*** Opening PROVIDED ENTRIES ***

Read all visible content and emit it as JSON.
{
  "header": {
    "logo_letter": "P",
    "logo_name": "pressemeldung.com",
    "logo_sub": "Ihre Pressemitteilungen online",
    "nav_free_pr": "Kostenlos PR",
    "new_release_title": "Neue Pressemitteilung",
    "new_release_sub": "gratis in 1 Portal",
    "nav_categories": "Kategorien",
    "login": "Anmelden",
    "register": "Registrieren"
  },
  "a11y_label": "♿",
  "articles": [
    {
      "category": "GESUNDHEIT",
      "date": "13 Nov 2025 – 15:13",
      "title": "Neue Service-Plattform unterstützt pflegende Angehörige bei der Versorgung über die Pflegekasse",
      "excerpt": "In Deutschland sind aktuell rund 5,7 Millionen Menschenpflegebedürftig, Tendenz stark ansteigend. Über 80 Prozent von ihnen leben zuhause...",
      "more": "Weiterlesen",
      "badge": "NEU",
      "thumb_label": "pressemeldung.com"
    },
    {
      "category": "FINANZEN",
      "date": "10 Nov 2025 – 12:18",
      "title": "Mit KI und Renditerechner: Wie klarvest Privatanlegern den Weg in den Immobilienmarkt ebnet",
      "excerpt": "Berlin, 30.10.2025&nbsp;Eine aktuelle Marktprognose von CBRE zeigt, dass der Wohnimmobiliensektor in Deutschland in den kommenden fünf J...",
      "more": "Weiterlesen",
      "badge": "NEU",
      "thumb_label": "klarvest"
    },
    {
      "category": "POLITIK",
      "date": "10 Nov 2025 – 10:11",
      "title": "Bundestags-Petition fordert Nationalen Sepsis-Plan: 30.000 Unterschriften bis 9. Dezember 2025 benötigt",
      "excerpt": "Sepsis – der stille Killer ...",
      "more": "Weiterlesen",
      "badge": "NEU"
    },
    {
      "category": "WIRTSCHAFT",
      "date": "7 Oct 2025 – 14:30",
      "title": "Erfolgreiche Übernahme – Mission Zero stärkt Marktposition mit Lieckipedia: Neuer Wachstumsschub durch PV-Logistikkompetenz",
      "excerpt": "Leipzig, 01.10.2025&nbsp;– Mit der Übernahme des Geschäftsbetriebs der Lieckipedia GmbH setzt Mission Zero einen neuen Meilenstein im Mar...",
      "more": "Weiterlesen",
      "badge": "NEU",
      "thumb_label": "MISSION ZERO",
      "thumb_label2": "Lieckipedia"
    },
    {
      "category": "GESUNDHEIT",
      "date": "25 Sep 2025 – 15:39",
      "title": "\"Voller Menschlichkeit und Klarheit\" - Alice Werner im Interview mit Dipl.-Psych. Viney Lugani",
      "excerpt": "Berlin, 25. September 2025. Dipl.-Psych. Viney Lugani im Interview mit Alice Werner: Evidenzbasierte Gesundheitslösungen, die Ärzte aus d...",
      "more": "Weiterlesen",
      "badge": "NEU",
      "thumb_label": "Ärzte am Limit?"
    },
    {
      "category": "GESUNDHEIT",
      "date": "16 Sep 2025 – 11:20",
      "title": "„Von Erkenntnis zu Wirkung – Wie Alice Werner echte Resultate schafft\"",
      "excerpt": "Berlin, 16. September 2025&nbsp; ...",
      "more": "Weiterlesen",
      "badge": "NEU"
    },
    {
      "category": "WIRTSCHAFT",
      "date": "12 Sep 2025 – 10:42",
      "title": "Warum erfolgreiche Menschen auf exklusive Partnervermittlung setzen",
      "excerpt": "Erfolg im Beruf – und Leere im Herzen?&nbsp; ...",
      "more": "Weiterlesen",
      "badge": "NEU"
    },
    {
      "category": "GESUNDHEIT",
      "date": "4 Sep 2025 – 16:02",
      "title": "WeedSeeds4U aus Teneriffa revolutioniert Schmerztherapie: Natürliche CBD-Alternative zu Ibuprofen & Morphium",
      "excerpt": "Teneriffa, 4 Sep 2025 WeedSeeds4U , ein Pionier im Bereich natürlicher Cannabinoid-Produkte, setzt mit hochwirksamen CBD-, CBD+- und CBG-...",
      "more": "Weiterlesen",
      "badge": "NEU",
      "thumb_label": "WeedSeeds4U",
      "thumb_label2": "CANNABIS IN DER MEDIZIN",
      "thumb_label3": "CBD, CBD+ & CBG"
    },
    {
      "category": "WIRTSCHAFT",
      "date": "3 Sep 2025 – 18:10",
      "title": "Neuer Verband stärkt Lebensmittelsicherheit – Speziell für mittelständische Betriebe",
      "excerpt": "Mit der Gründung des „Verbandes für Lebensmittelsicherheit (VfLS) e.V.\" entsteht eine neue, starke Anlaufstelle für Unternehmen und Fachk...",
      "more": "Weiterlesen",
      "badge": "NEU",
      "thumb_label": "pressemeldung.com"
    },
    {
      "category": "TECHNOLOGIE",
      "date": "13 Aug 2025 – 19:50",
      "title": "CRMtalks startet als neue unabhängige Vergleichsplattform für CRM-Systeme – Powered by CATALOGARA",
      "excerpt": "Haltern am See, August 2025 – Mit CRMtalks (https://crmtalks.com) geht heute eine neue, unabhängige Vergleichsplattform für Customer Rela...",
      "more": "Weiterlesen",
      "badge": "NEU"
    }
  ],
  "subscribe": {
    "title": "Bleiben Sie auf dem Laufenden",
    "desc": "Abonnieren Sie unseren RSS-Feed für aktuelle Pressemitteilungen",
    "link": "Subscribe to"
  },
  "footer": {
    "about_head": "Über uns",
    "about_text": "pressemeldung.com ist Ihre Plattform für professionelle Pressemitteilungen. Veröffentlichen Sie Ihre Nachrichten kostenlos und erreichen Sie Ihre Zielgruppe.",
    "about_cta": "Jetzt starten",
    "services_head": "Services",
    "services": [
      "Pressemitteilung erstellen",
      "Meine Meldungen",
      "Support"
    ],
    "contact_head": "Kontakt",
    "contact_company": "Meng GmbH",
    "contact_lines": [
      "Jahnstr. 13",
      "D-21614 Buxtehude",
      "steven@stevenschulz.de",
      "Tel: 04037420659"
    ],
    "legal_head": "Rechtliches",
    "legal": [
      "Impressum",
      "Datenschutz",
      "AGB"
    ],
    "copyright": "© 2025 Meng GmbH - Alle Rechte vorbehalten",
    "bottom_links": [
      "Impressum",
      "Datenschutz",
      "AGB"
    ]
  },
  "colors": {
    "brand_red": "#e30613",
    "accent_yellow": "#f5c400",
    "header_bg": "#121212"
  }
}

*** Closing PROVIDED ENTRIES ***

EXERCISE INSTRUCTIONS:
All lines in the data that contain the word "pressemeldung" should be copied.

YOUR RESPONSE:
    "logo_name": "pressemeldung.com",
      "thumb_label": "pressemeldung.com"
      "thumb_label": "pressemeldung.com"
    "about_text": "pressemeldung.com ist Ihre Plattform für professionelle Pressemitteilungen. Veröffentlichen Sie Ihre Nachrichten kostenlos und erreichen Sie Ihre Zielgruppe.",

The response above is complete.